LARAMIE — Members of Albany County Clean Water Advocates expressed concern Tuesday about Albany County Attorney Peggy Trent’s decision to dismiss the county’s lawsuit against Tumbleweed Express, a gas station on the east side of Laramie that overlays the Casper Aquifer, which provides about half of Laramie’s drinking water.
Trent had originally sought court action to block the gas station, which has only been open intermittently during the last decade, from renovating and continuing to sell gasoline.
However, Trent’s now opted to drop her request for an injunction after reluctantly concluding that Albany County’s regulations don’t provide enough power to legally stop the gas station’s renovations and sale of gas.
Trent said it would have irresponsible to continue a lawsuit she didn’t believe she could win.

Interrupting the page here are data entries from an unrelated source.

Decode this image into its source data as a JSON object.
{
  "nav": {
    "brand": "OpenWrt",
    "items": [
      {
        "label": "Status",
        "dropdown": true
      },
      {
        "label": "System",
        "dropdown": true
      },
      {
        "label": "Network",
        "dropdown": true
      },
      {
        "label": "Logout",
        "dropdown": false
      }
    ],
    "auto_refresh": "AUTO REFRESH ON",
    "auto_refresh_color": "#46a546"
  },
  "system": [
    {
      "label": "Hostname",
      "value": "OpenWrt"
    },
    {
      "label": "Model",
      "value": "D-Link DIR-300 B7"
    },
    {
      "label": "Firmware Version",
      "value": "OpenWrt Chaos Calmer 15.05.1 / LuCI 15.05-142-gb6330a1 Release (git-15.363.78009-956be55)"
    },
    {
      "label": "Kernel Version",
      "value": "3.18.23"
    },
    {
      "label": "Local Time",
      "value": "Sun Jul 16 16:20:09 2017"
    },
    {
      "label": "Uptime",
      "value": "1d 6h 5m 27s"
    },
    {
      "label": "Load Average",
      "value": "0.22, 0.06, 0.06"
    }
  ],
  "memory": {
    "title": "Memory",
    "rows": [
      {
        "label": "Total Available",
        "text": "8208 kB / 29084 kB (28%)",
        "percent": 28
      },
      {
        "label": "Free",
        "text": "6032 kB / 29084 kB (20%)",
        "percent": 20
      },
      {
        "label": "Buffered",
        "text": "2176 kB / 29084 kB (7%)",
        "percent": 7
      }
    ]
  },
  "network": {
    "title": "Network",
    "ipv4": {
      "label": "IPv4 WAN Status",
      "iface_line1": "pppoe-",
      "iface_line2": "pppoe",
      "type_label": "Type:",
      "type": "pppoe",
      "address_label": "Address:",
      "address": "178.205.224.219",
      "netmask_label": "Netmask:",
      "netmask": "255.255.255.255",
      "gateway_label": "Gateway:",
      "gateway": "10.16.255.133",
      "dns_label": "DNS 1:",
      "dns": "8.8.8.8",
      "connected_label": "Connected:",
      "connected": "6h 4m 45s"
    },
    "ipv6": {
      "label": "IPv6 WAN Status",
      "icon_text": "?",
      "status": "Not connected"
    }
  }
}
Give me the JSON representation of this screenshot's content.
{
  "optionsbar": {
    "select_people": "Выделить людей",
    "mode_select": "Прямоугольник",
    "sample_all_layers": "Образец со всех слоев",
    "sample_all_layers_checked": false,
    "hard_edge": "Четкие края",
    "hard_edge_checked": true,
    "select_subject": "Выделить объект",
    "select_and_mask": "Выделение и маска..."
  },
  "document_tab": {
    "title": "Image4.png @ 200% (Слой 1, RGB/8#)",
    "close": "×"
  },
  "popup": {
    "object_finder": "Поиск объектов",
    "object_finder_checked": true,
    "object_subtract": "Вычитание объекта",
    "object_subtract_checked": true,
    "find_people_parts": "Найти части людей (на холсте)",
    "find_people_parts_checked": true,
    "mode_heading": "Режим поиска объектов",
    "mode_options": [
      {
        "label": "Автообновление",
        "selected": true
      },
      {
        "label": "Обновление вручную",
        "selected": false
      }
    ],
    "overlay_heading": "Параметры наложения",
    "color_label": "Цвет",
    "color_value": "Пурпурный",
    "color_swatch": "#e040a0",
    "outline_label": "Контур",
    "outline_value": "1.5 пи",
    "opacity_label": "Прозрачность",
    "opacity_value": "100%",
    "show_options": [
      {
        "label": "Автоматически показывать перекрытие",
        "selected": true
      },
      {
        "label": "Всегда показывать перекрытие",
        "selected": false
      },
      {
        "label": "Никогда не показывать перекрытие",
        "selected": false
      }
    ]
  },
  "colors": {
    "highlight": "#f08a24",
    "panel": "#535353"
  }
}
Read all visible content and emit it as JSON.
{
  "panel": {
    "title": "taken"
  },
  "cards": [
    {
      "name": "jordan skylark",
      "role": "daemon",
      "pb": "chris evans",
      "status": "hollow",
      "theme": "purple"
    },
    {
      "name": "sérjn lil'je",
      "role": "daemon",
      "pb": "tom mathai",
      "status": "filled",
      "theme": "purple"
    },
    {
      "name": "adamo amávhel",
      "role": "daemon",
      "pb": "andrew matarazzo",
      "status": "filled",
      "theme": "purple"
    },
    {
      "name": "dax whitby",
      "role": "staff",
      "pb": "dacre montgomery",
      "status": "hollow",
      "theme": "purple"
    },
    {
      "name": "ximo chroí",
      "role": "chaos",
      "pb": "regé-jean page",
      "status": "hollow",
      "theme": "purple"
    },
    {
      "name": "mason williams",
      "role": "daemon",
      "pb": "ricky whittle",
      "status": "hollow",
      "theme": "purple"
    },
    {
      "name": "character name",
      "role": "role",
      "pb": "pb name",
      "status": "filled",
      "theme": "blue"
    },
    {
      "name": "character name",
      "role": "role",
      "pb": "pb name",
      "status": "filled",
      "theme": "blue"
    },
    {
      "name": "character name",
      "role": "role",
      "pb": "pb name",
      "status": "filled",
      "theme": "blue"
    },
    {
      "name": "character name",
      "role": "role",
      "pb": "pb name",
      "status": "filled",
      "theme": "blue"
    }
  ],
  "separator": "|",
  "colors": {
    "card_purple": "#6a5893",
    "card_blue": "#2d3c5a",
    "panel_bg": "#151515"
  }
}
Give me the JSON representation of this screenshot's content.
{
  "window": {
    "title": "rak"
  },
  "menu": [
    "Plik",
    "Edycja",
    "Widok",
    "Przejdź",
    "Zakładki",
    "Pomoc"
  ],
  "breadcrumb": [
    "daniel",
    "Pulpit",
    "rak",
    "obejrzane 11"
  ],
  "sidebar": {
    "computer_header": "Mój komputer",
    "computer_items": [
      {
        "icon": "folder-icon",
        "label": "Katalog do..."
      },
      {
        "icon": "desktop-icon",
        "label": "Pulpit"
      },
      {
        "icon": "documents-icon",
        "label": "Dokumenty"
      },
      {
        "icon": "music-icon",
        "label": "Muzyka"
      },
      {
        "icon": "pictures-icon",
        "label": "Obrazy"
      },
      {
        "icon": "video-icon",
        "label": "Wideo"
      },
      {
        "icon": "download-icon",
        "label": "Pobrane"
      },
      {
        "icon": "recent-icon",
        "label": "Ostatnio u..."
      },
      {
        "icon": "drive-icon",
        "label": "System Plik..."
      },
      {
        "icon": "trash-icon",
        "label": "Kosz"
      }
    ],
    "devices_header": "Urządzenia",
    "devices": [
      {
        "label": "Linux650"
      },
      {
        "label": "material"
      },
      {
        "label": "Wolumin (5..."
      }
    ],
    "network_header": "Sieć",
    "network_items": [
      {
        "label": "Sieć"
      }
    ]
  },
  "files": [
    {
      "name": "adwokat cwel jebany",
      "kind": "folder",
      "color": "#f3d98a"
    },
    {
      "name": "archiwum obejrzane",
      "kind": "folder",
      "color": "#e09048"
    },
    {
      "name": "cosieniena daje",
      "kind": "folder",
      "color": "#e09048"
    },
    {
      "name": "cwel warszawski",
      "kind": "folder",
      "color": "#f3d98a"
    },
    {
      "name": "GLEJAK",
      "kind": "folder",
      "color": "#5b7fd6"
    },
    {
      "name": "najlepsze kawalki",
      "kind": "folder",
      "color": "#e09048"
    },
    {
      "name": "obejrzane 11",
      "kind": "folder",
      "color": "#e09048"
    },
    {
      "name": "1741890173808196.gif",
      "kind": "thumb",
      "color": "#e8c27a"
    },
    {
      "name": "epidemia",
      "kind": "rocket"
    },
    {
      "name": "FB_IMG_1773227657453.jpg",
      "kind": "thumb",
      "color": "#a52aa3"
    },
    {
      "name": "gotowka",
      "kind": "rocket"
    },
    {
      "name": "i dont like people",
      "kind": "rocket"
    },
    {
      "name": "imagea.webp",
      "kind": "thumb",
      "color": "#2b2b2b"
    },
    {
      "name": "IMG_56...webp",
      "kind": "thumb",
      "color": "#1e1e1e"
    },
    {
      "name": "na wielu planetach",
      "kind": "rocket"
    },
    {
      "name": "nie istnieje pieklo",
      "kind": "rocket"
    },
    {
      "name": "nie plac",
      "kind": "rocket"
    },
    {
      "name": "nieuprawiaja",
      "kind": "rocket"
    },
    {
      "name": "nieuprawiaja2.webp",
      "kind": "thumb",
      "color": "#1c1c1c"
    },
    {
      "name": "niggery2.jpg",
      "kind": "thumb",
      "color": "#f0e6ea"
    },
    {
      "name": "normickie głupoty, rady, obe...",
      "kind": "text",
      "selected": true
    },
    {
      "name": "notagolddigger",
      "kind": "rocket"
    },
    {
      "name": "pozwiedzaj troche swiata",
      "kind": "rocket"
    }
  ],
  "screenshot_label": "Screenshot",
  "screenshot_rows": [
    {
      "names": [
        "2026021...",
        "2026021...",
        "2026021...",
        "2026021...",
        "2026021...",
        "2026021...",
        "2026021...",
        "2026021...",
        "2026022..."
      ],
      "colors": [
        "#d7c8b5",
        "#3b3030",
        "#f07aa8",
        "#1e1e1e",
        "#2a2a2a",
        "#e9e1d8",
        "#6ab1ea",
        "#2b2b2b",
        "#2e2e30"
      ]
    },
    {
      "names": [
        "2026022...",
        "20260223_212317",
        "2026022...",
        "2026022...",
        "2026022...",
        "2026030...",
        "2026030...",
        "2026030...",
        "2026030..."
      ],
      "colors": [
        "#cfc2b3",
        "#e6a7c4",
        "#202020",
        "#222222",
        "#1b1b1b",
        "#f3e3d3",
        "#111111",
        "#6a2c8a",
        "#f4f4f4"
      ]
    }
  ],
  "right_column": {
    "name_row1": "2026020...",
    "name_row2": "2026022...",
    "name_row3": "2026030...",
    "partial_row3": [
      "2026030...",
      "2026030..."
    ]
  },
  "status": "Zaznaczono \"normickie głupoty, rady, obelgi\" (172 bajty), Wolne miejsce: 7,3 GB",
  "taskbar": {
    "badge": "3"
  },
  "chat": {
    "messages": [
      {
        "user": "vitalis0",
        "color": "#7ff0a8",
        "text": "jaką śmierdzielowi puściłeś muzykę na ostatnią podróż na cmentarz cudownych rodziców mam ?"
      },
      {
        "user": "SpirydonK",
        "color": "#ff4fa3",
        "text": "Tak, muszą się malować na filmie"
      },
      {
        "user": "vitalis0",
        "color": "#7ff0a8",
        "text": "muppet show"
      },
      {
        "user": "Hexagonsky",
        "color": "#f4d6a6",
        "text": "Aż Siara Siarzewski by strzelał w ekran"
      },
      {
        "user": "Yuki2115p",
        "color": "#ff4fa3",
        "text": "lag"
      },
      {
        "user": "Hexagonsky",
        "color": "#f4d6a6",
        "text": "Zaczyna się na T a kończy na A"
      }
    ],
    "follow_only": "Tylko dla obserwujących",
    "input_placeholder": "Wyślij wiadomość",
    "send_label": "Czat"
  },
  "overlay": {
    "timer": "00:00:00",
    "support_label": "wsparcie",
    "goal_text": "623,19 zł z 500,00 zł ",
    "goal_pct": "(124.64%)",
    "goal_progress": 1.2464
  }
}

“No one likes the answer, but you have to accept it,” she said. “The commissioners would face under Rule 11 of our attorney ethics that the county would pay for that defense attorney, who’s a lot more expensive than me, and a penalty, and possibly me being sanctioned for taking a lawsuit forward when I didn’t have information (to support the case).”
Trent presented a lengthy argument defending the dismissal at a Tuesday meeting.
Afterward, however, Albany County Clean Water Advocates emailed the Laramie Boomerang a statement saying the organization still believes “the Albany County Zoning Resolution now in place gives the county the authority to address the threat presented by re-starting operations at the gas station formerly known as Tumbleweed Express in the aquifer protection zone.”
“Now that the Albany County and Prosecuting Attorney is withdrawing the complaint for injunction filed by the county to stop activity at the Tumbleweed site, ACCWA believes the county should consider other remedies,” the group said.
Even with the moratorium in place, Martin Greller of Albany County Clean Water Advocates urged county officials on Tuesday to keep a close eye on the gas station.
“The Tumbleweed question should not be thought of as over,” Greller said. “We have been dealt with by people in a manner that is fast and loose, and when that happens, we look to leadership to be strong and steadfast. … The citizens count on you to continue in your vigilance.”
The comments from the public came as commissioners formalized the 90-day moratorium on development in the aquifer protection zone at the special Tuesday meeting.
Trent said that the possibility of a future expansion by Tumbleweed Express was part of the reason for the moratorium.
“Let me tell you right now, we’re not done with this landowner,” she said. “At this point, Tumbleweed has finished their project. They have barreled over us and just kept going. … However, I have heard rumors and I have speculation that there is more expansion that is coming out there.”
The water protection advocates did express support Tuesday for the emergency moratorium on development Albany County commissioners had tentatively issued Monday.
ACCWA, however, “calls upon the county commissioners to reinstate action to prevent Tumbleweed Express from resuming operation.”
“Surely the county does not wish to send the message that it can be ‘barreled over’ as was described in today’s special county commission meeting, especially for a use that was continued illegally and is now flatly prohibited in the aquifer protection zone because it is an obvious threat to public health,” the group stated.
If Tumbleweed does pursue an expansion, Trent said the moratorium will apply and she’ll immediately file an injunction, expecting to be able to get an emergency action from a judge.
The county attorney originally filed for an injunction against Tumbleweed Express on April 23 after learning the gas station was replacing some of its equipment.
Gas stations are banned in the aquifer protection zone, but Tumbleweed Express had been grandfathered in.
By Daniel Bendtsen
Laramie Boomerang Via Wyoming News Exchange